- **PROBLEM**
Only the lines from the one with "Serialize everything readable" through the last line of the material below belong in the answer, copied exactly and without pictures.

- **SOURCE DATA**
"""

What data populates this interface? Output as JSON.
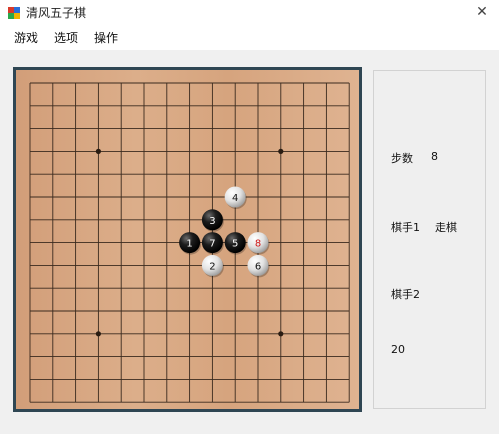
{
  "window": {
    "title": "清风五子棋",
    "close_symbol": "✕"
  },
  "menu": {
    "items": [
      "游戏",
      "选项",
      "操作"
    ]
  },
  "board": {
    "size": 15,
    "star_points": [
      [
        3,
        3
      ],
      [
        11,
        3
      ],
      [
        3,
        11
      ],
      [
        11,
        11
      ]
    ],
    "stones": [
      {
        "n": "1",
        "color": "black",
        "col": 7,
        "row": 7
      },
      {
        "n": "2",
        "color": "white",
        "col": 8,
        "row": 8
      },
      {
        "n": "3",
        "color": "black",
        "col": 8,
        "row": 6
      },
      {
        "n": "4",
        "color": "white",
        "col": 9,
        "row": 5
      },
      {
        "n": "5",
        "color": "black",
        "col": 9,
        "row": 7
      },
      {
        "n": "6",
        "color": "white",
        "col": 10,
        "row": 8
      },
      {
        "n": "7",
        "color": "black",
        "col": 8,
        "row": 7
      },
      {
        "n": "8",
        "color": "white",
        "col": 10,
        "row": 7,
        "last": true
      }
    ]
  },
  "panel": {
    "steps_label": "步数",
    "steps_value": "8",
    "player1_label": "棋手1",
    "player1_status": "走棋",
    "player2_label": "棋手2",
    "timer_value": "20"
  },
  "colors": {
    "board_wood": "#d6a47e",
    "frame": "#2f4653",
    "last_move_number": "#d01818"
  }
}
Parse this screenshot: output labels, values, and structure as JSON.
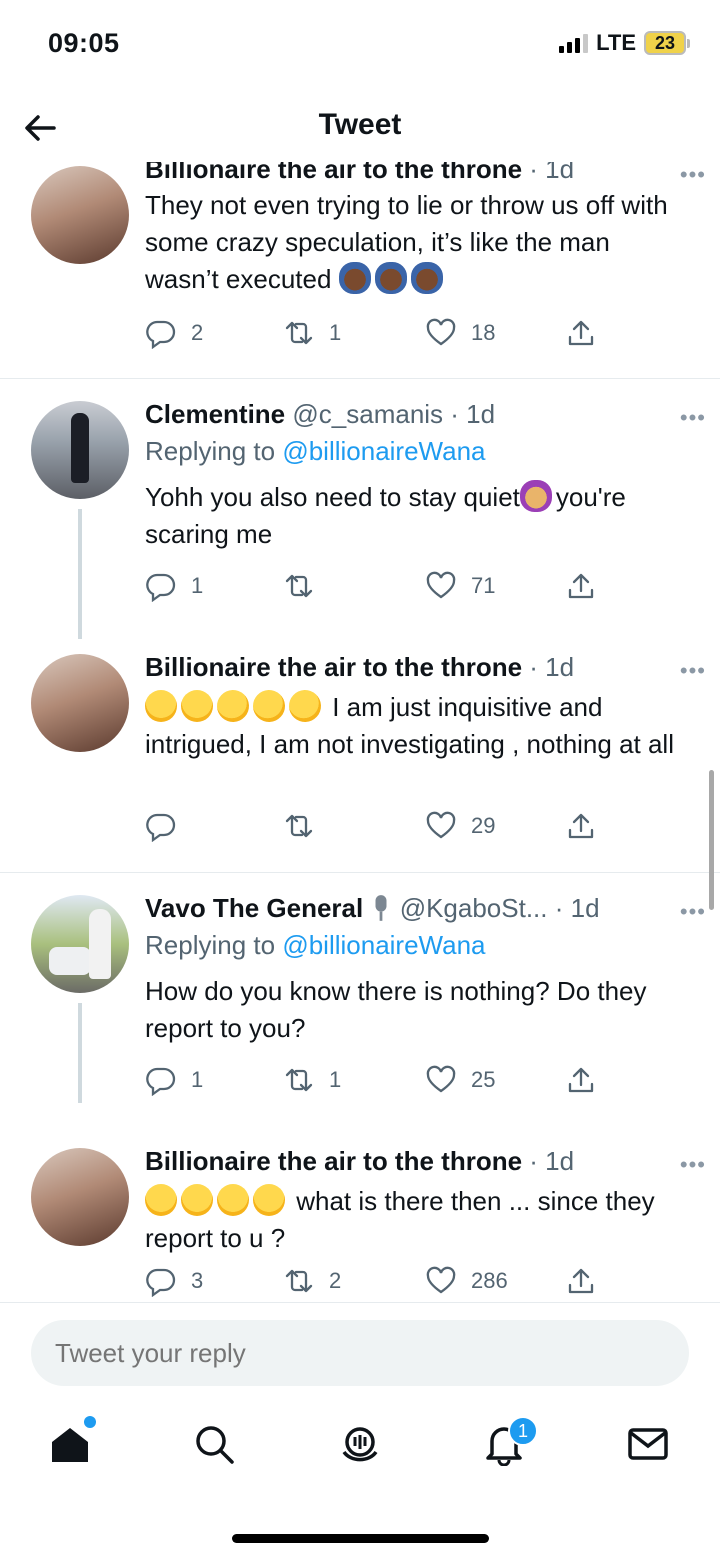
{
  "status_bar": {
    "time": "09:05",
    "network": "LTE",
    "battery": "23"
  },
  "header": {
    "title": "Tweet"
  },
  "tweets": [
    {
      "name": "Billionaire the air to the throne",
      "handle": "",
      "time": "· 1d",
      "replying_to_label": "",
      "replying_to_handle": "",
      "text": "They not even trying to lie or throw us off with some crazy speculation, it’s like the man wasn’t executed",
      "replies": "2",
      "retweets": "1",
      "likes": "18"
    },
    {
      "name": "Clementine",
      "handle": "@c_samanis",
      "time": "· 1d",
      "replying_to_label": "Replying to",
      "replying_to_handle": "@billionaireWana",
      "text_before": "Yohh you also need to stay quiet",
      "text_after": "you're scaring me",
      "replies": "1",
      "retweets": "",
      "likes": "71"
    },
    {
      "name": "Billionaire the air to the throne",
      "handle": "",
      "time": "· 1d",
      "text": "I am just inquisitive and intrigued, I am not investigating , nothing at all",
      "replies": "",
      "retweets": "",
      "likes": "29"
    },
    {
      "name": "Vavo The General",
      "handle": "@KgaboSt...",
      "time": "· 1d",
      "replying_to_label": "Replying to",
      "replying_to_handle": "@billionaireWana",
      "text": "How do you know there is nothing? Do they report to you?",
      "replies": "1",
      "retweets": "1",
      "likes": "25"
    },
    {
      "name": "Billionaire the air to the throne",
      "handle": "",
      "time": "· 1d",
      "text": "what is there then ... since they report to u ?",
      "replies": "3",
      "retweets": "2",
      "likes": "286"
    }
  ],
  "more_label": "•••",
  "reply_placeholder": "Tweet your reply",
  "tab_bar": {
    "notifications_badge": "1"
  },
  "icons": [
    "back-arrow-icon",
    "reply-icon",
    "retweet-icon",
    "like-icon",
    "share-icon",
    "home-icon",
    "search-icon",
    "spaces-icon",
    "notifications-icon",
    "messages-icon"
  ],
  "colors": {
    "accent": "#1d9bf0",
    "text": "#0f1419",
    "secondary": "#536471"
  }
}
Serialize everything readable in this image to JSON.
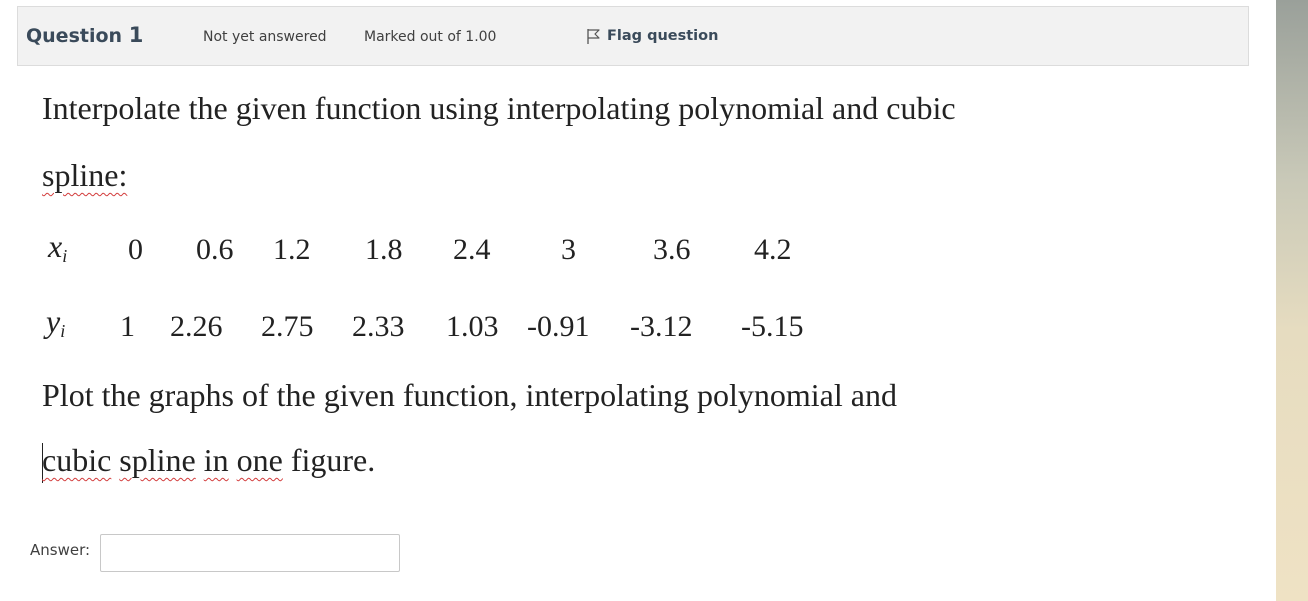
{
  "question_info": {
    "title_prefix": "Question",
    "number": "1",
    "state": "Not yet answered",
    "grade": "Marked out of 1.00",
    "flag_label": "Flag question",
    "flag_icon": "flag-outline-icon"
  },
  "question": {
    "line1": "Interpolate the given function using interpolating polynomial and cubic",
    "line2": "spline:",
    "table": {
      "x_label": "x",
      "x_sub": "i",
      "y_label": "y",
      "y_sub": "i",
      "x_values": [
        "0",
        "0.6",
        "1.2",
        "1.8",
        "2.4",
        "3",
        "3.6",
        "4.2"
      ],
      "y_values": [
        "1",
        "2.26",
        "2.75",
        "2.33",
        "1.03",
        "-0.91",
        "-3.12",
        "-5.15"
      ]
    },
    "line3": "Plot the graphs of the given function, interpolating polynomial and",
    "line4_words": [
      "cubic",
      "spline",
      "in",
      "one",
      "figure."
    ]
  },
  "answer": {
    "label": "Answer:",
    "value": "",
    "placeholder": ""
  }
}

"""

- **ANSWER TO THE PROBLEM**
Serialize everything readable in this image to JSON.
{
  "question_info": {
    "title_prefix": "Question",
    "number": "1",
    "state": "Not yet answered",
    "grade": "Marked out of 1.00",
    "flag_label": "Flag question",
    "flag_icon": "flag-outline-icon"
  },
  "question": {
    "line1": "Interpolate the given function using interpolating polynomial and cubic",
    "line2": "spline:",
    "table": {
      "x_label": "x",
      "x_sub": "i",
      "y_label": "y",
      "y_sub": "i",
      "x_values": [
        "0",
        "0.6",
        "1.2",
        "1.8",
        "2.4",
        "3",
        "3.6",
        "4.2"
      ],
      "y_values": [
        "1",
        "2.26",
        "2.75",
        "2.33",
        "1.03",
        "-0.91",
        "-3.12",
        "-5.15"
      ]
    },
    "line3": "Plot the graphs of the given function, interpolating polynomial and",
    "line4_words": [
      "cubic",
      "spline",
      "in",
      "one",
      "figure."
    ]
  },
  "answer": {
    "label": "Answer:",
    "value": "",
    "placeholder": ""
  }
}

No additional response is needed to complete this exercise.